Lions vs Buffalo
The Sparta pride were found snoozing under the shade of a Jackalberry tree in the Dudley Riverbank area. A large herd of buffalo was grazing nearby. As the sun dropped and the evening approached, yawns and stretching from the pride signaled their intentions to move.
They lost no time in heading straight for the buffalo.
Unbelievably it was the sub-adults who lead the hunt against probably their most dangerous adversary.
We had been tracking the Camp Pan male leopard nearby, but his tracks had unfortunately disappeared over our boundary, so we moved instead towards the impending clash of buffalo and lions. I was hesitant to believe anything serious was going to happen, as witnessing a proper take down of buffalo by lions has long been an unrealised dream of mine, and a lot of the time a lion pride will simply snipe around the edges of a herd, waiting a long while for a real opportunity to present itself.
Little did I know that within 5 minutes of arriving on the scene we would be almost a part of the action ourselves.
‘The calm before the storm’ would be the only way to describe the scene as we arrived. The herd was slowly drifting through a beautiful area dotted with Tamboti and Leadwood trees, while behind them, moving swiftly and silently through the golden grass of winter, the Sparta pride were closing in.

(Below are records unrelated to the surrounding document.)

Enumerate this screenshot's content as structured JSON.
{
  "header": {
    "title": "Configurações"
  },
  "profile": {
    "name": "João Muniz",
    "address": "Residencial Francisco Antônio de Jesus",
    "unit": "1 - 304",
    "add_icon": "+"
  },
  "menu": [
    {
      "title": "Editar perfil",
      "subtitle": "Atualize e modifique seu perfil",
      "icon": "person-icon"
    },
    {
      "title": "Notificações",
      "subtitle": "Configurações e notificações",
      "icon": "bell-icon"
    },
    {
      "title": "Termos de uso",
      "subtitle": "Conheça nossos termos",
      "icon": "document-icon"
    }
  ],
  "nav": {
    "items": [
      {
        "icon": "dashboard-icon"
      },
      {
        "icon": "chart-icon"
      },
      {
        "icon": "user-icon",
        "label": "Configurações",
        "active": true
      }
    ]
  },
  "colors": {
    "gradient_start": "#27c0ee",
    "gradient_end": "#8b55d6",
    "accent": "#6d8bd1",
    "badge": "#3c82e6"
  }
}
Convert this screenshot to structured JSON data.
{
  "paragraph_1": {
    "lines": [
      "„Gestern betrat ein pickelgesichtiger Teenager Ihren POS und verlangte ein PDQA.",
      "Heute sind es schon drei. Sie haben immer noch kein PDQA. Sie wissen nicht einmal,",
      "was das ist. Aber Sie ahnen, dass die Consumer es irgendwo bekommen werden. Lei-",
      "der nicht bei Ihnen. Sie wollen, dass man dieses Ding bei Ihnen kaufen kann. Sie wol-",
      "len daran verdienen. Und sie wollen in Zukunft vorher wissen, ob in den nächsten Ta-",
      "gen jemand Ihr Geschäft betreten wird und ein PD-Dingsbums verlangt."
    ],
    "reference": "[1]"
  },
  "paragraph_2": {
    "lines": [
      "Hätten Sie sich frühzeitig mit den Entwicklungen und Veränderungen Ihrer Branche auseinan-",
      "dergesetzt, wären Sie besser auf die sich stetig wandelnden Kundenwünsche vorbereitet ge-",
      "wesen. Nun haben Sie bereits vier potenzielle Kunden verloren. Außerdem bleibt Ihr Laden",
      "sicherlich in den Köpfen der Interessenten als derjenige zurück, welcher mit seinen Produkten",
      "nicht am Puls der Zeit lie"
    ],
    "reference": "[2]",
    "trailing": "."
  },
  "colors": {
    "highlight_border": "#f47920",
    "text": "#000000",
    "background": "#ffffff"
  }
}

Having two of the Majingilane with them I am sure gave them the extra confidence they needed, but it was the young males in the pride who really got the ball rolling. Although still significantly smaller than their mothers, the sub-adult males are growing in size and confidence everyday, and are starting to add value to a hunt, if only on the tactical side of things. We were astonished to see at least three of these young lions literally in and amongst the herd, their tawny coats helping them blend in perfectly with the surrounding grass.
By the time the buffalo realised that their ranks had been infiltrated, the adult lions had also closed up right behind the herd, and it was one young bull that made the crucial error of panicking, running from a relatively harmless sub-adult lion, right into the two big Majingilane males. Right in front of ranger Richard Burman’s vehicle, they slammed into the buffalo’s flank, bringing him down as the rest of the pride raced in. We were approaching from the opposite side of a Tamboti thicket and our view was limited, but as we maneuvered through the dense brush we were confronted by the sight of 11 lions all clamping down on the still-struggling buffalo. The dust was still billowing as the bellows of the buffalo rended the air, his distress call carrying clearly to the rest of the herd.
As the desperate kicks of the bull got weaker and weaker, there were suddenly buffalo all around us. The herd had returned to help their fallen comrade, and within seconds there was a black wall of buffalo bulls not 10 metres from the lions.
The ultimate African standoff.
Fierce growls and angry bellows and snorts were traded before one particularly large buffalo led the charge, barreling straight through the pride, who scattered before him like ninepins.
The charging bull got so carried away that he spun and gored his injured herd-mate, lifting the few-hundred-kilogram body fully off the ground with one flick of his horns.
The lions re-grouped less than 20m away, and as they did so the lead bulls all closed ranks around the injured buffalo, nosing him and sniffing his body, seeming to utter encouragement.
After a few minutes, and to our utter amazement, the bull got unsteadily to his feet. His neck was full of holes from the canines of the Majingilane, his rump had been badly gored, and one of the lionesses had ripped his testicles off, yet he still managed to stagger back into the herd.
As the buffalo moved off the lions moved in to sniff the area around where the bull had lain, but they would not be eating buffalo meat on this night.
The blood they had tasted and the lingering smell of buffalo in the evening air was a harsh reminder to the pride that in the bush, where life and death are so often balanced upon a knife-edge, a miss is as good as a mile.
Written by James Tyrrell
Filmed by James Tyrrell and Daniella Sibbing (Londolozi Guest)